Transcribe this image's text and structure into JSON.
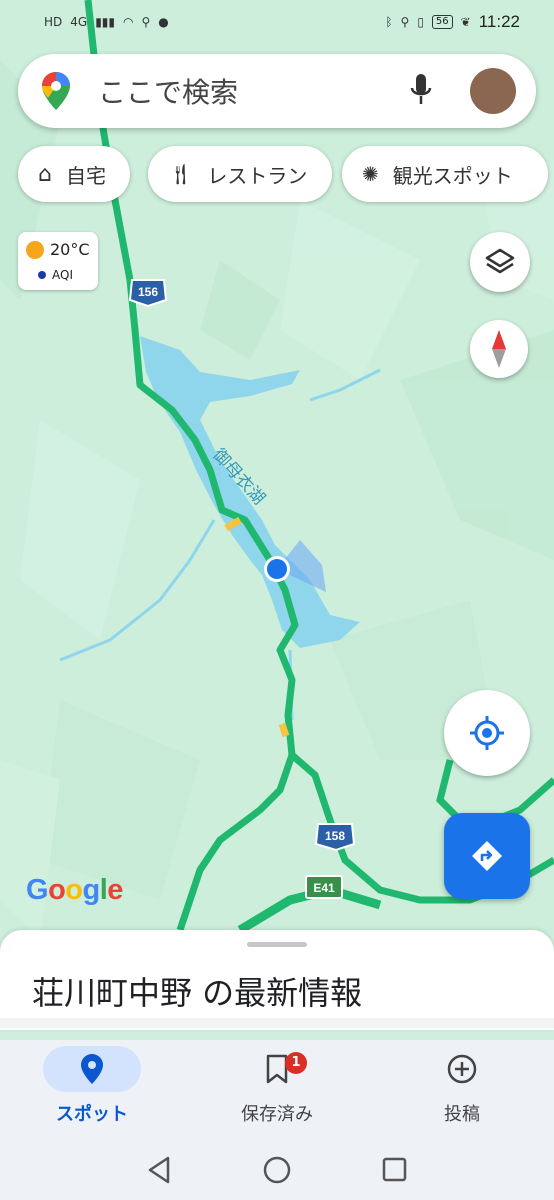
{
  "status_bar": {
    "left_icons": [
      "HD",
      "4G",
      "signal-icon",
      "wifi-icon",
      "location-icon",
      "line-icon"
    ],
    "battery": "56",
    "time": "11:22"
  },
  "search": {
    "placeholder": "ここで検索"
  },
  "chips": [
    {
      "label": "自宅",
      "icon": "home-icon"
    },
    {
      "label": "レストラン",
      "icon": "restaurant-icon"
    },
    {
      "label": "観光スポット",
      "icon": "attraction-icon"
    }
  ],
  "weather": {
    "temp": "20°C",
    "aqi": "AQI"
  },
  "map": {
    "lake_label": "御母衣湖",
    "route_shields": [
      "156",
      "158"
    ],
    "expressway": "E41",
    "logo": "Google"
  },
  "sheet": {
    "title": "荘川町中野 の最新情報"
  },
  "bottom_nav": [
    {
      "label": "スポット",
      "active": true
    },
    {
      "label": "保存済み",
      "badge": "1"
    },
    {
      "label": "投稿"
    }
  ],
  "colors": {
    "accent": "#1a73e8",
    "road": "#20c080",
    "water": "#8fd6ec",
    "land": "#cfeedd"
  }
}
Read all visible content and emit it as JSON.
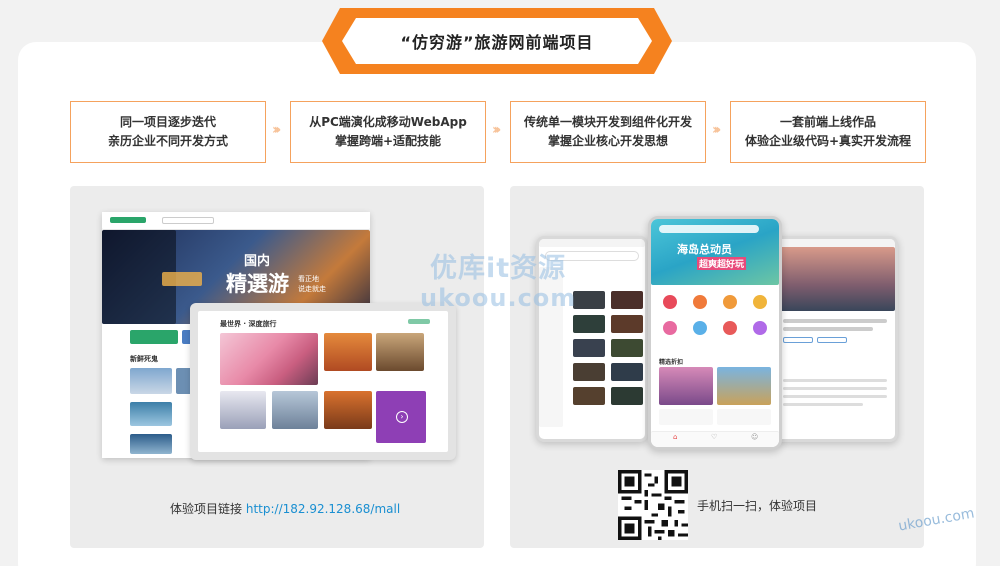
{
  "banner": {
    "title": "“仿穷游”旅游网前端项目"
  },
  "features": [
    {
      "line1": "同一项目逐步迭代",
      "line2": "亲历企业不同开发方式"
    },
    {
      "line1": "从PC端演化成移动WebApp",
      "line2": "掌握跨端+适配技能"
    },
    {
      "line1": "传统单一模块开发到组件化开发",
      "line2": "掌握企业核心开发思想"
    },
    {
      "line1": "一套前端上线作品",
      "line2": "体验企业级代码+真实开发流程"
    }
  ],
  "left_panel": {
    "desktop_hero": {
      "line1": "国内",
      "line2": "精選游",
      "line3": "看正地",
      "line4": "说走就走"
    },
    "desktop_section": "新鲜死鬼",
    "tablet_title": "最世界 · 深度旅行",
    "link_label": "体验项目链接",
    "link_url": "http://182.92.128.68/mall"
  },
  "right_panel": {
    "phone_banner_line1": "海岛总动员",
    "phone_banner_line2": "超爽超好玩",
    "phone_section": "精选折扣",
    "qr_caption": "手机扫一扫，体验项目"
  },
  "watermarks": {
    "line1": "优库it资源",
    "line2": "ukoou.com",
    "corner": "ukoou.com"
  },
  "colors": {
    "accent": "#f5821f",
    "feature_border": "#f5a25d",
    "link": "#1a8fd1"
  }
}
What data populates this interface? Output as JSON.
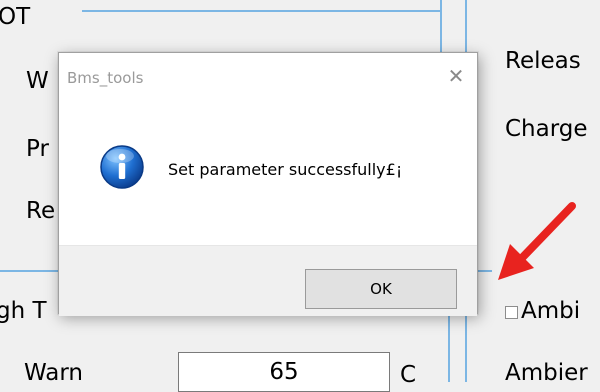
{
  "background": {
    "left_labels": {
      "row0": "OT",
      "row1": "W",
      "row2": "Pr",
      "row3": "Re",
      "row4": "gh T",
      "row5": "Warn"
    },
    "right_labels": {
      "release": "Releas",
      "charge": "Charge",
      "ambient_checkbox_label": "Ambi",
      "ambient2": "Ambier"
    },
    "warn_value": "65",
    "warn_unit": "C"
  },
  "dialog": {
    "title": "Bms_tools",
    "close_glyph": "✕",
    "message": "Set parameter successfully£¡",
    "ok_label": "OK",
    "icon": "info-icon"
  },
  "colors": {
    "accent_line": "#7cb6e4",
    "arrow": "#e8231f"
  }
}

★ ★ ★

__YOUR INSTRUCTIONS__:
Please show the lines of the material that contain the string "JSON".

__OUTPUT OF THE TASK__:
Transcribe this image's text and structure into JSON.
Read all visible content and emit it as JSON.
What data populates this interface? Output as JSON.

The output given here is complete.